Semi-Total Recall

June 22, 2015
   I mentioned that Walter Noble Burns and Stuart Lake had a hell of a time interviewing Wyatt Earp. The old man was in his late seventies and he wasn't the most talkative guy to begin with. In fact, when he did talk he answered with mono-sylabic words, he couldn't remember names and dates and he had more or less a one-track mind: he simply wanted to defend his actions in Tombstone.

  Daily Whip Out: "I Don't Recall"

   As I've grown older my impression of Wyatt Earp has changed dramatically. When I was nine-years-old, he was the fearless lawman, who drank milk, beat up the bullies and killed the bad guys. Oh, and he had a super-long-custom weapon—a Buntline Special—that was bigger and longer than any of the other kid's, I mean men's, weapons.

   When I turned 14 I began to discover Wyatt's darker side (in the pages of True West magazine, by the way) as the scholarship and research unearthed ugly anecdotes and flaws in our "flawless" hero.

 Daily Whip Out: "Wyatt Earp In His Prime"

   When I turned 40 I thought I knew everything there was to know about the big-fat-fraud. A pimp, a cold-blooded killer who threw fights and jumped claims, abandoned women and tried to fool the public. I really had a hard-on for the guy.

   So, here I am, twenty-eight-years later (and almost 60 years from discovering him on TV), and as I have been researching his final years I have begun to see him in a completely different light. An old man, who, as a hot-blooded youth, did some crazy things (ditto), had some major regrets (ditto) and as the end closes in, wanted to get his version of the events of his life out there. 

Daily Whip Out: cover rough, "Wyatt Earp In Hollywood: The Untold Story"

   By the time Burns and Lake show up, he's really only interested in defending his version of the Tombstone travesty, but the country wants a super-hero, a mighty brave lawman who cleans up every hell-hole in the West and Burns and Lake are prepared to dish up that treat.

   Burns even goes to a reunion of old-timers in Dodge City to find out the truth about Wyatt Earp in Kansas. Note to journalists: A reunion of any kind is the last place anyone should go looking for the truth.

   And, so THIS is where we get the story of Wyatt disarming Ben Thompson, from a bunch of old windbags (note to my high school classmates who are gearing up for our fiftieth MCUHS class reunion: I am not referring to you, I am referring to those other windbags).

   From my perspective today, I see Earp trying to get his story told to vindicate his felonious actions in Tombstone. He didn't want to necessarily become a heroic do-gooder, but that was not in the cards.

   From there, a crooked town spun out a crooked fable that has spanned the globe.

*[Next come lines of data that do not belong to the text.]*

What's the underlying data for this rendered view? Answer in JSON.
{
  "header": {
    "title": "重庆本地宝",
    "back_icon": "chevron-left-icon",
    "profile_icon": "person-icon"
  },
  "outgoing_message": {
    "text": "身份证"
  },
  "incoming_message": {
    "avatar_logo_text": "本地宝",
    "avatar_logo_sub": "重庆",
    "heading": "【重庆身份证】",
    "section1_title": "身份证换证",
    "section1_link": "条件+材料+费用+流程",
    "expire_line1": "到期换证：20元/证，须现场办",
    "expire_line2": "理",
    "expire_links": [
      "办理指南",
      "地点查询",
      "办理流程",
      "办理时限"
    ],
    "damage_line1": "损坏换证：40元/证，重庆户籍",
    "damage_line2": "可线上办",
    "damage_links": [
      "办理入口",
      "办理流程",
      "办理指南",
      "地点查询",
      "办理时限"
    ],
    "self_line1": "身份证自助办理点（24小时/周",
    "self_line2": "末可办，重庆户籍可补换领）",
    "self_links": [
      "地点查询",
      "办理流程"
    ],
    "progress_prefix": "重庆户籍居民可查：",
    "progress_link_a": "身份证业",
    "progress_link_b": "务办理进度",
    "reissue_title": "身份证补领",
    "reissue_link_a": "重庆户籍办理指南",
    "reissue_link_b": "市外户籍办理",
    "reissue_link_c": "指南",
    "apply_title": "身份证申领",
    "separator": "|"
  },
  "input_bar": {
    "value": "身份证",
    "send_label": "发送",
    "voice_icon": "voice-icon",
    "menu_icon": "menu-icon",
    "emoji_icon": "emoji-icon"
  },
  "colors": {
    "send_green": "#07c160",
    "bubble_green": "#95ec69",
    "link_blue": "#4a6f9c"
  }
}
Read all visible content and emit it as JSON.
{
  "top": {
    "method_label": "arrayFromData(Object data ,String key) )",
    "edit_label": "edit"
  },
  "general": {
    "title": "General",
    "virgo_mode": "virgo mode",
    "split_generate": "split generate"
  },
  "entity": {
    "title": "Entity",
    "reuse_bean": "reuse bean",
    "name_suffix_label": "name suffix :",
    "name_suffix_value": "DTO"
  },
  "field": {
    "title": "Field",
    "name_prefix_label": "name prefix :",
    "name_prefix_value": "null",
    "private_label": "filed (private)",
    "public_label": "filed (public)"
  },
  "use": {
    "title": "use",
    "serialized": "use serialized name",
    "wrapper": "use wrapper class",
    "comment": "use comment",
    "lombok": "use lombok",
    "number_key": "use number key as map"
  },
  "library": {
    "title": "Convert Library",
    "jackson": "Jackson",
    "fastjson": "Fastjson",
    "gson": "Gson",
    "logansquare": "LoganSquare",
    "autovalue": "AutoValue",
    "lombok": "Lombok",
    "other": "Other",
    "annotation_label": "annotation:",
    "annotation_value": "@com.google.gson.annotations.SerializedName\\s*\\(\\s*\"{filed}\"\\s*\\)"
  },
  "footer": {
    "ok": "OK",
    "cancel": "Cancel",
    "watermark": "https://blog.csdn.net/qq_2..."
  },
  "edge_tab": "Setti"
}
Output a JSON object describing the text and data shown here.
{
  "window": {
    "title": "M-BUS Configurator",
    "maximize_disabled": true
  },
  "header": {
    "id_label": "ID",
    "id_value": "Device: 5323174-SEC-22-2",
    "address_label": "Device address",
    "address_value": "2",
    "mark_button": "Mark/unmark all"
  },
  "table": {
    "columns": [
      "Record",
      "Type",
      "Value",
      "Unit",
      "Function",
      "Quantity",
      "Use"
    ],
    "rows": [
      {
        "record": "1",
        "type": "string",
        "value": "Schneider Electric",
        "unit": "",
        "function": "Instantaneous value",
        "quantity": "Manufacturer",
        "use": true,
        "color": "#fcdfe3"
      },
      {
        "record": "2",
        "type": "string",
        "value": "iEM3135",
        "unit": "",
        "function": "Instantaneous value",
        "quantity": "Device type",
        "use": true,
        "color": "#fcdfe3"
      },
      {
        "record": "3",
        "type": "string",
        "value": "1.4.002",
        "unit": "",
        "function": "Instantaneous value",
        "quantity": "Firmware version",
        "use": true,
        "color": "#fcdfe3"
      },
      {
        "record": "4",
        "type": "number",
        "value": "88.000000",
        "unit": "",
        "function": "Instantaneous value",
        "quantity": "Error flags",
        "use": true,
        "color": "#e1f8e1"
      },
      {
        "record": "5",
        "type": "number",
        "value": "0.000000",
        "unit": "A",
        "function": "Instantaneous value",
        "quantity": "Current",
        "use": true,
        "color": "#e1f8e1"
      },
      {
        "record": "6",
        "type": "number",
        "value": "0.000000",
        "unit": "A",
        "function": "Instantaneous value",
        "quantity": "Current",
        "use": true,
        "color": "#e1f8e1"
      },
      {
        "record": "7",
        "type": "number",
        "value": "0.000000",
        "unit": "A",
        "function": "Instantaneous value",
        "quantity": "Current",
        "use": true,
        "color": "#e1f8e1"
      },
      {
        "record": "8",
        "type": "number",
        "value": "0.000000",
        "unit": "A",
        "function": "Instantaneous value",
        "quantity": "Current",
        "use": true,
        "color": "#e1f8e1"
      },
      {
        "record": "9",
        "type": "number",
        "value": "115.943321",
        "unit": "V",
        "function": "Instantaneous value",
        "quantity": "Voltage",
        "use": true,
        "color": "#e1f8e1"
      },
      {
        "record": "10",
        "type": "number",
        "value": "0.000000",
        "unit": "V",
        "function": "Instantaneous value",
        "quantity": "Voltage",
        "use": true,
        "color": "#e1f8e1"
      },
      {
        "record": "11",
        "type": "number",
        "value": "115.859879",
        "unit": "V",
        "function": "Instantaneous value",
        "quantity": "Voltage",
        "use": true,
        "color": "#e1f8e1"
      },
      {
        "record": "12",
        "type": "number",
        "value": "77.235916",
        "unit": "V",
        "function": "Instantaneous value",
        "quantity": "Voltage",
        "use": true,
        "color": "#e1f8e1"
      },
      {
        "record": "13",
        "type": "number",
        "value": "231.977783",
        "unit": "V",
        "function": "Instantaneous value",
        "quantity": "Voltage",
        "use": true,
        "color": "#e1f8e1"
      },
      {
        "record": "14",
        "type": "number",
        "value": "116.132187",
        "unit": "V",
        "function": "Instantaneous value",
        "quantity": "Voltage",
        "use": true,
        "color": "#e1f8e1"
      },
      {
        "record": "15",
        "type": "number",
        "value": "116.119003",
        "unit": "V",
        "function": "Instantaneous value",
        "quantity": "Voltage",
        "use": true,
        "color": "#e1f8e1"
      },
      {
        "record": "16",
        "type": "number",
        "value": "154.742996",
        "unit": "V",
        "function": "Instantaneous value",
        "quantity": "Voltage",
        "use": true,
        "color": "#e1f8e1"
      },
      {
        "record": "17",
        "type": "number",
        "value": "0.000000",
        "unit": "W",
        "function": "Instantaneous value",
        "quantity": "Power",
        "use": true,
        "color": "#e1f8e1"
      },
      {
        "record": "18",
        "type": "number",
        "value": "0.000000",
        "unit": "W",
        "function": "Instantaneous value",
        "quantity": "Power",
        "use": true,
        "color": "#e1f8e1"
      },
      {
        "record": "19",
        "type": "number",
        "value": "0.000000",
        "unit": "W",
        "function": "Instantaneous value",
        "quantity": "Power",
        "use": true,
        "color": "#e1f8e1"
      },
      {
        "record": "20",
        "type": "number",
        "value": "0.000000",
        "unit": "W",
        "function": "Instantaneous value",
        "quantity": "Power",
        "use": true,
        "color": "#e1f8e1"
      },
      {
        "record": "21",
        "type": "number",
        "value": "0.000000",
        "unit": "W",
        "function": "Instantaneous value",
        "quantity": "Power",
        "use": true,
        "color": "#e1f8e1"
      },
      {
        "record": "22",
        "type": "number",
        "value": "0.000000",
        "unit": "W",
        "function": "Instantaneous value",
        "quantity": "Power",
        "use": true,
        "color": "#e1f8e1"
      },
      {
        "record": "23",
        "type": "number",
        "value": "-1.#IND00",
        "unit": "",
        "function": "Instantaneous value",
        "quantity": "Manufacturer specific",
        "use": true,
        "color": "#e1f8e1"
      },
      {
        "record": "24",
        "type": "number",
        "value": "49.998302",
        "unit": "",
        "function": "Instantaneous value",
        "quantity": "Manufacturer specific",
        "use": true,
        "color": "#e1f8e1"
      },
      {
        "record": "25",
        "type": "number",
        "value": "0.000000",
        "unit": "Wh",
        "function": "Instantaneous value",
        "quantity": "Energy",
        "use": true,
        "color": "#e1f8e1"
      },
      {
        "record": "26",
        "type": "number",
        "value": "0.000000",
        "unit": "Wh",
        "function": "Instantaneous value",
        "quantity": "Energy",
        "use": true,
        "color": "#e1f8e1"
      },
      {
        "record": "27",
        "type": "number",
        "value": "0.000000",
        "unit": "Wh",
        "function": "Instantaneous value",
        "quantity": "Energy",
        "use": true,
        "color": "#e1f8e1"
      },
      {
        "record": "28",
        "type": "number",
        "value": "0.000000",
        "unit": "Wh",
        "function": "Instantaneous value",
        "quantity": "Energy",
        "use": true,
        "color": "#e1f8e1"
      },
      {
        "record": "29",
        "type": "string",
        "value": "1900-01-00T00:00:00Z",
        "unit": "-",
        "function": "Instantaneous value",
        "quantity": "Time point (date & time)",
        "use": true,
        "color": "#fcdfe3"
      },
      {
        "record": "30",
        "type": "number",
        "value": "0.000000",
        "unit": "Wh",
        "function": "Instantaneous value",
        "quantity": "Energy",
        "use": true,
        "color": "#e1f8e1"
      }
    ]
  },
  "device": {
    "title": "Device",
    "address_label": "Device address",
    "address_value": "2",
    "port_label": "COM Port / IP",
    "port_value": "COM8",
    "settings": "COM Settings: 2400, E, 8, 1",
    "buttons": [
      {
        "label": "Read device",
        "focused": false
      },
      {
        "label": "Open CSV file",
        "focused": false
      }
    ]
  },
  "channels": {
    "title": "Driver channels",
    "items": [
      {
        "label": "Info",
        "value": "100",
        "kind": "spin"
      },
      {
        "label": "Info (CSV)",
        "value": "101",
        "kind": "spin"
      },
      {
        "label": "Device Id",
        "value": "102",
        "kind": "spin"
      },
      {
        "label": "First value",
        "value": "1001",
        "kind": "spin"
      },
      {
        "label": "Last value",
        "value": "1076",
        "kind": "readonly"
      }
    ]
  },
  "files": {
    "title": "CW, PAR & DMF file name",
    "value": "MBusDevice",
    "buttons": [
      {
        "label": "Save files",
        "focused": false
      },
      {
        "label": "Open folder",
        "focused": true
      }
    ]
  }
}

Equal parts hype, nostalgia and human longing, the old lawman stands tall and, at least on film, he vanquishes his enemies, the facts be damned.

"I will not say that all of the people in the motion picture industry are crooks, but I will say that all the crooks in Hollywood are in the motion picture industry."
—Zane Grey


  1. Marv Lee12:52 PM

    History, hype, hope, a higher plain.

  2. John D. Karam9:13 PM

    A pimp? I don't know. Isn't a pimp a hustler and a salesman?
    It's difficult to visualize Wyatt with a salesman's personality. It's much easier to see him as a brothel bouncer - a protector of young women who, like most prostitutes, came from parents who could not, or would not care for them as they were growing up. He may have been on the wrong side of the law in those years, but his actions were still heroic as he placed himself between hungry men and the defenseless young women they might otherwise have harmed.


Post your comments